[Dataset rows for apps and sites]
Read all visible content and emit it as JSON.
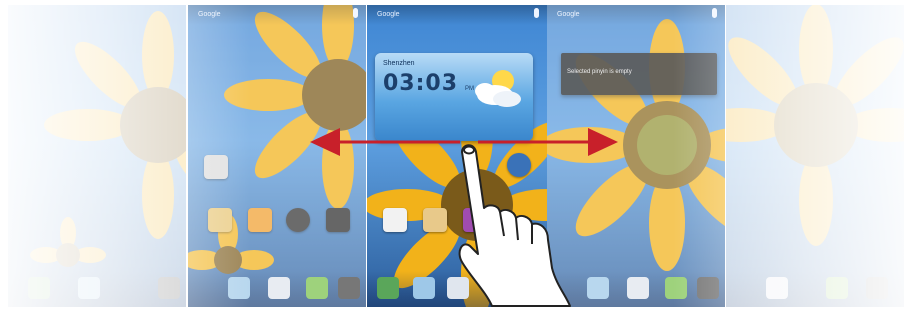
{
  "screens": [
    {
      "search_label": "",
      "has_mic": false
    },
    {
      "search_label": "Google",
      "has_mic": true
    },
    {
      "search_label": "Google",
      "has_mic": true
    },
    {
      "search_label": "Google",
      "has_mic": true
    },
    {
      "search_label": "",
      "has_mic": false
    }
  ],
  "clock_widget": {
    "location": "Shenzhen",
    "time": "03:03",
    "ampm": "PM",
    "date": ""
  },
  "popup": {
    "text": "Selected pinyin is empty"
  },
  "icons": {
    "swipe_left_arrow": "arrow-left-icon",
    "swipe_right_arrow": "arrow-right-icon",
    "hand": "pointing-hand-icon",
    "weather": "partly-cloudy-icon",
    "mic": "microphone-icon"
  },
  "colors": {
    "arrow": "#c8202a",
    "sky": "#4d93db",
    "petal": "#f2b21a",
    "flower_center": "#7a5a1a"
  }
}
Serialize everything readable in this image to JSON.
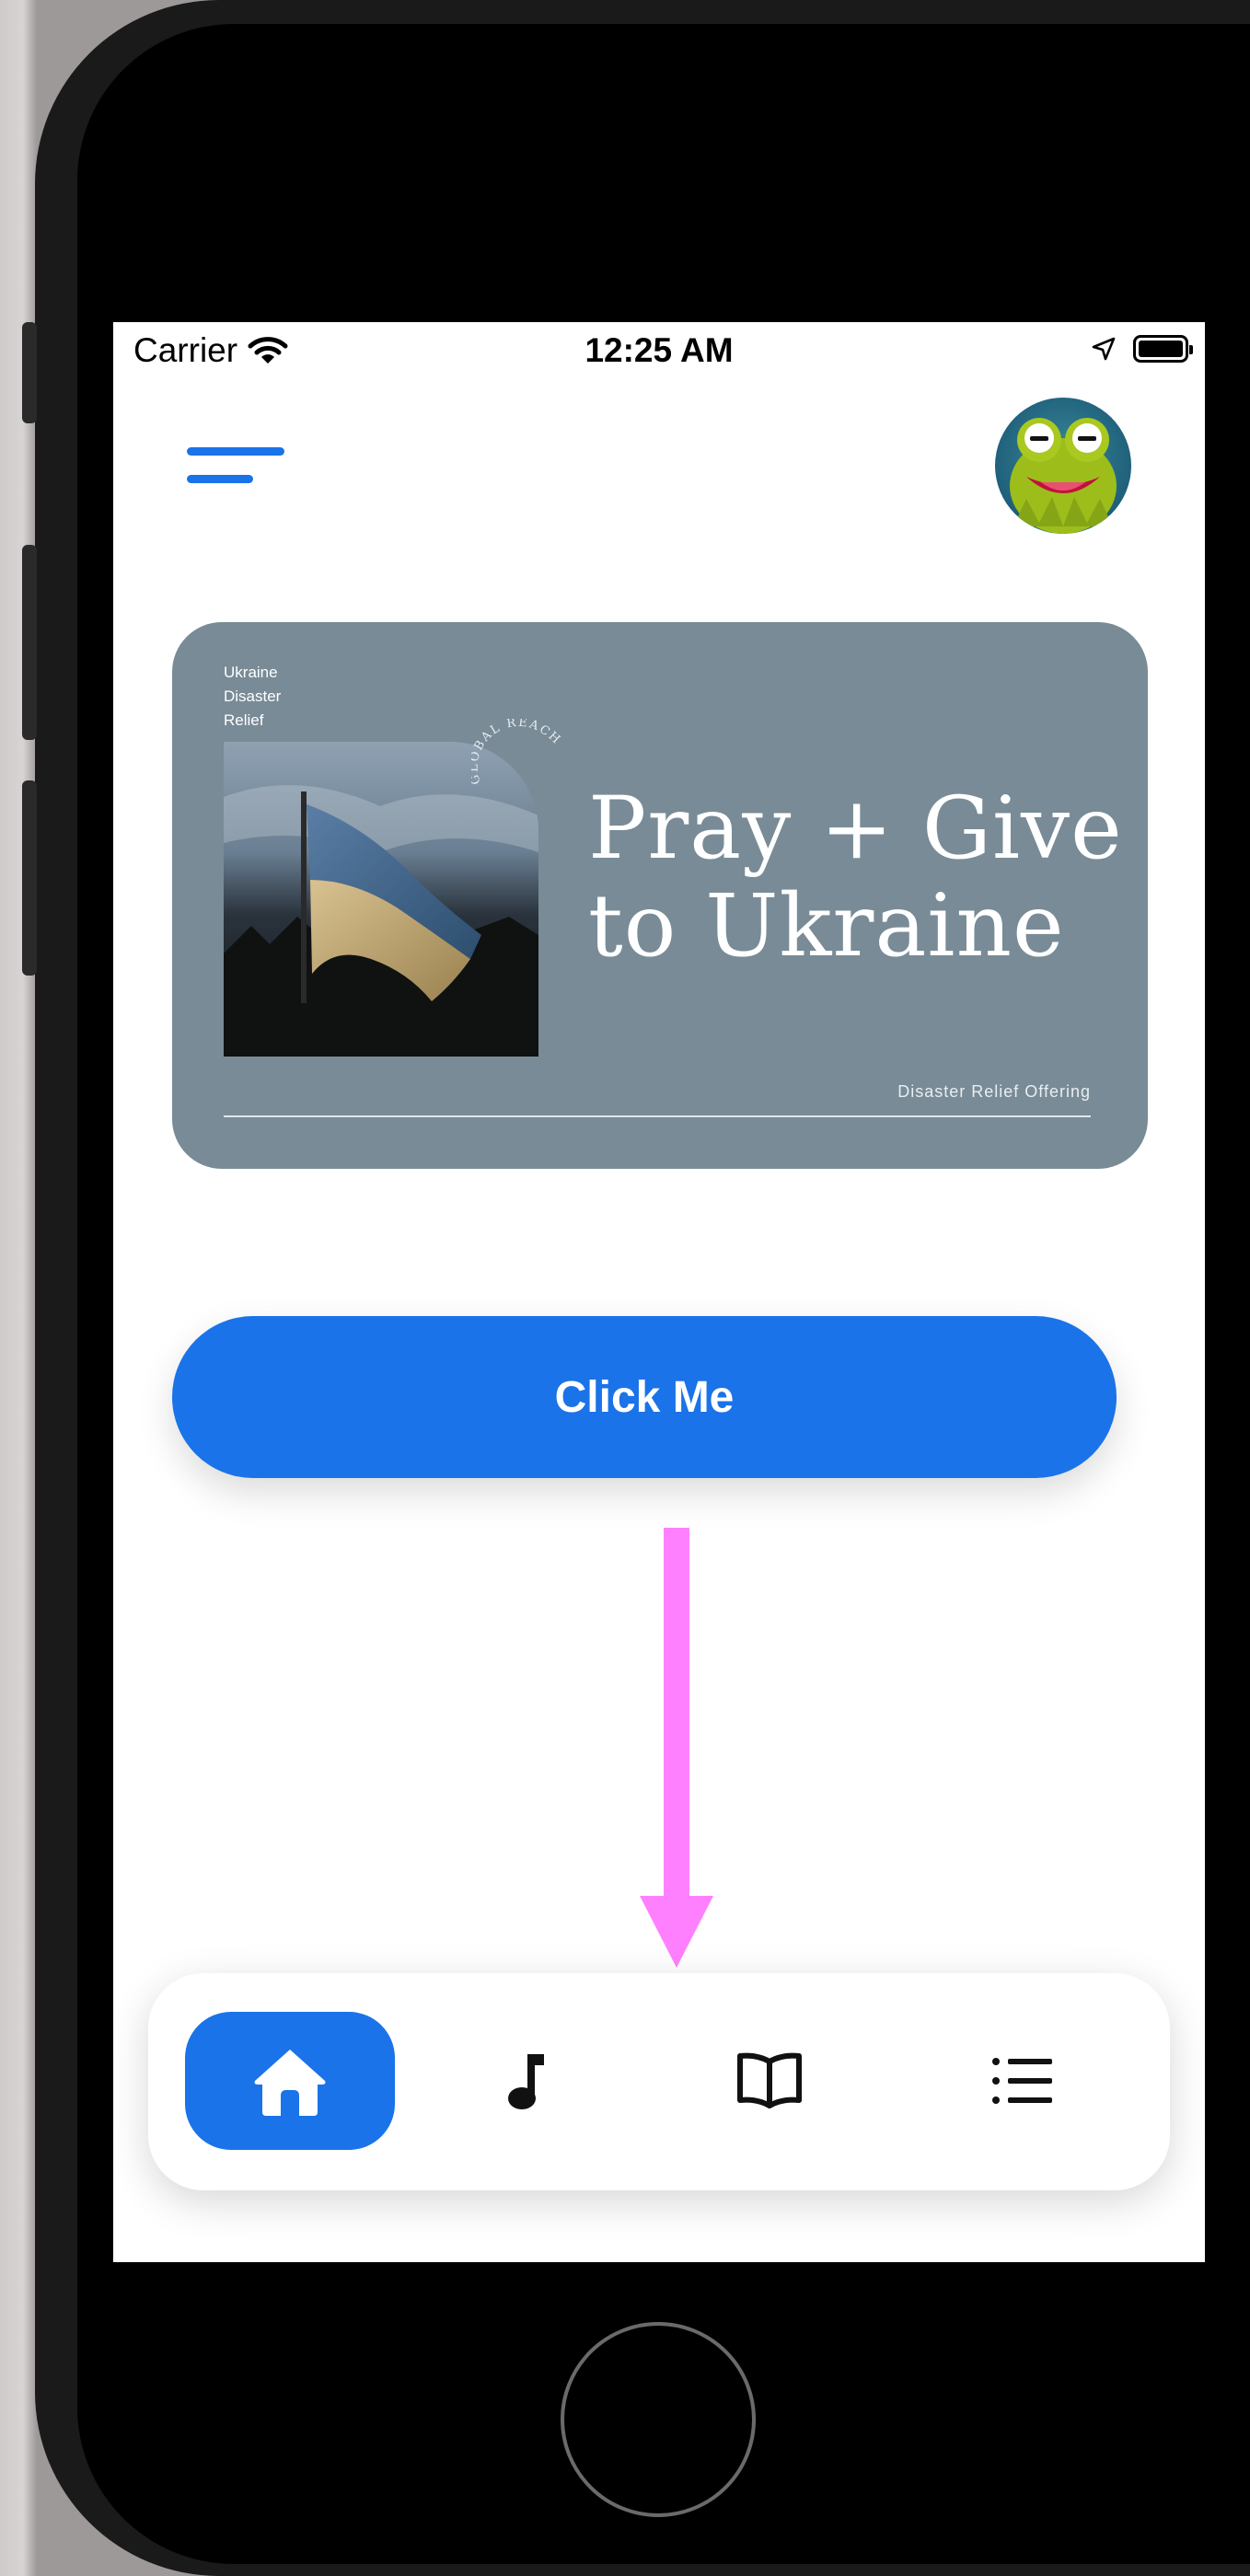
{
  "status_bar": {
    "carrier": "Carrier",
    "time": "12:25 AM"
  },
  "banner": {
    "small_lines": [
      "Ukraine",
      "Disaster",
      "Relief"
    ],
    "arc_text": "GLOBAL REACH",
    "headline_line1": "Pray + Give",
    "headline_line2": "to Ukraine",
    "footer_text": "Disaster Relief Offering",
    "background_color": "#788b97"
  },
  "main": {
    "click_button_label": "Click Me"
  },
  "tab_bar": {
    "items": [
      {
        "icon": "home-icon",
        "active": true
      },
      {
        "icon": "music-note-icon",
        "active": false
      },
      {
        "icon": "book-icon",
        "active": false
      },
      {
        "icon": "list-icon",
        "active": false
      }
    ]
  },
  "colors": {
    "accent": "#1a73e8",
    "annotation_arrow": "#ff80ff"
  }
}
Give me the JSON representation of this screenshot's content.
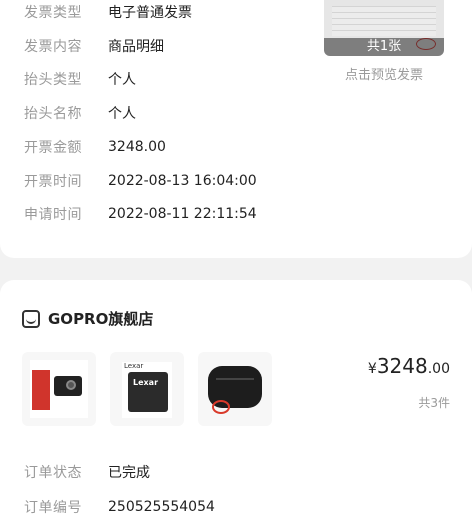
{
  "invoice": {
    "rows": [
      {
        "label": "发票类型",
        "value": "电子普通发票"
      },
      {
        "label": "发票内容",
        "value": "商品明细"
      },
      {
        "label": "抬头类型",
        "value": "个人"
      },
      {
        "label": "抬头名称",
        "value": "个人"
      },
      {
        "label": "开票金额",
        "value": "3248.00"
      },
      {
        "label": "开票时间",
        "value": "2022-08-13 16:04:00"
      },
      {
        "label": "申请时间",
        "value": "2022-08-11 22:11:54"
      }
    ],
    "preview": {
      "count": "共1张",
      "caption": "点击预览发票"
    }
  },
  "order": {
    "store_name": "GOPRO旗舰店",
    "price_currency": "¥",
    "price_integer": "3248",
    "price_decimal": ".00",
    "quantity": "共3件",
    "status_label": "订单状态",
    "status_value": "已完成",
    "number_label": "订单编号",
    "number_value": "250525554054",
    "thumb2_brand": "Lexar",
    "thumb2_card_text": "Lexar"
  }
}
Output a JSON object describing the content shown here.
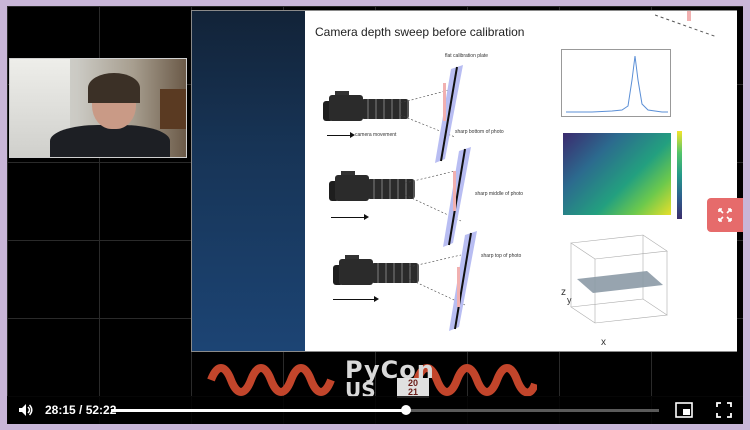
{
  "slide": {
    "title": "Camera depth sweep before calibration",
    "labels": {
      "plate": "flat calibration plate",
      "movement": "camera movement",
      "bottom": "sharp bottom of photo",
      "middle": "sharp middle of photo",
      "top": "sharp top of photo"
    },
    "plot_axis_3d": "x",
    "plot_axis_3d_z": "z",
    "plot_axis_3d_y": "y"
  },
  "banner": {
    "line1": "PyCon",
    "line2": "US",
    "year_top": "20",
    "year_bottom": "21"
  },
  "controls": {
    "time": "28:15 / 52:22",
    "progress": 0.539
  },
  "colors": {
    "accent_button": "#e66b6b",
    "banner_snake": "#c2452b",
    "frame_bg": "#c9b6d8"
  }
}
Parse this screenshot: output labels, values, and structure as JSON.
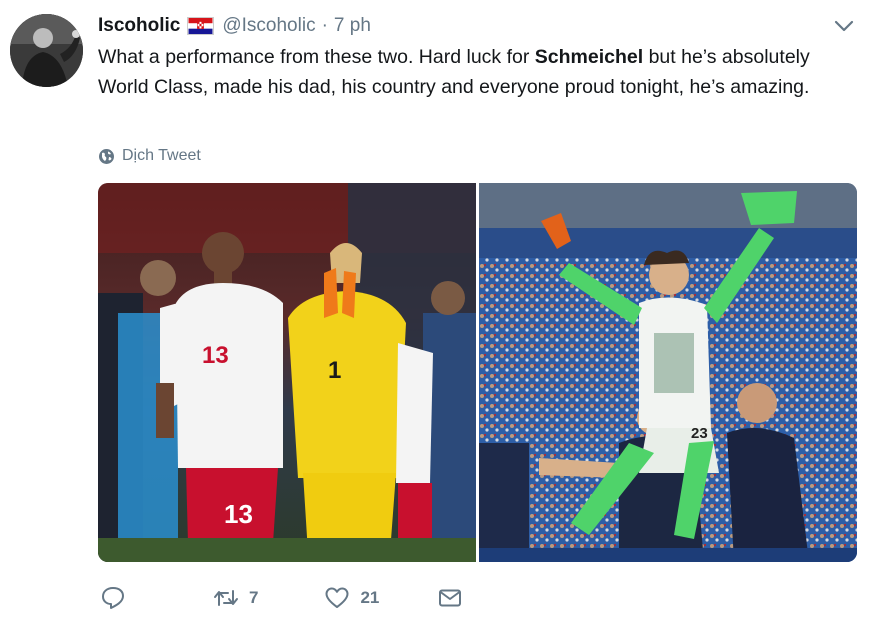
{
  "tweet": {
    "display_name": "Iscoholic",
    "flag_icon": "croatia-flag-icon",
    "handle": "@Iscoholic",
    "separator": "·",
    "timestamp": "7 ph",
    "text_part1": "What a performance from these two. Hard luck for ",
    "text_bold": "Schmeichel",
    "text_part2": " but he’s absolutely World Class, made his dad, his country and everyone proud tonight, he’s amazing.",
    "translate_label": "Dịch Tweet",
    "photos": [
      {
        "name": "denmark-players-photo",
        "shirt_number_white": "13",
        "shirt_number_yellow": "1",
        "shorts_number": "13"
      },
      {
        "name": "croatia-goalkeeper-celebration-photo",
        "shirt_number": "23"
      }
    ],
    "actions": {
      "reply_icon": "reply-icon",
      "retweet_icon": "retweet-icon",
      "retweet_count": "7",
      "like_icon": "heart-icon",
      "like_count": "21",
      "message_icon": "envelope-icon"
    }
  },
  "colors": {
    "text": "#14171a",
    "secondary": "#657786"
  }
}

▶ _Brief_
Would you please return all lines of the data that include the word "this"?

▶ _Response area_
Serialize everything readable in this image to JSON.
Give me the JSON representation of this screenshot's content.
Parse this screenshot: output labels, values, and structure as JSON.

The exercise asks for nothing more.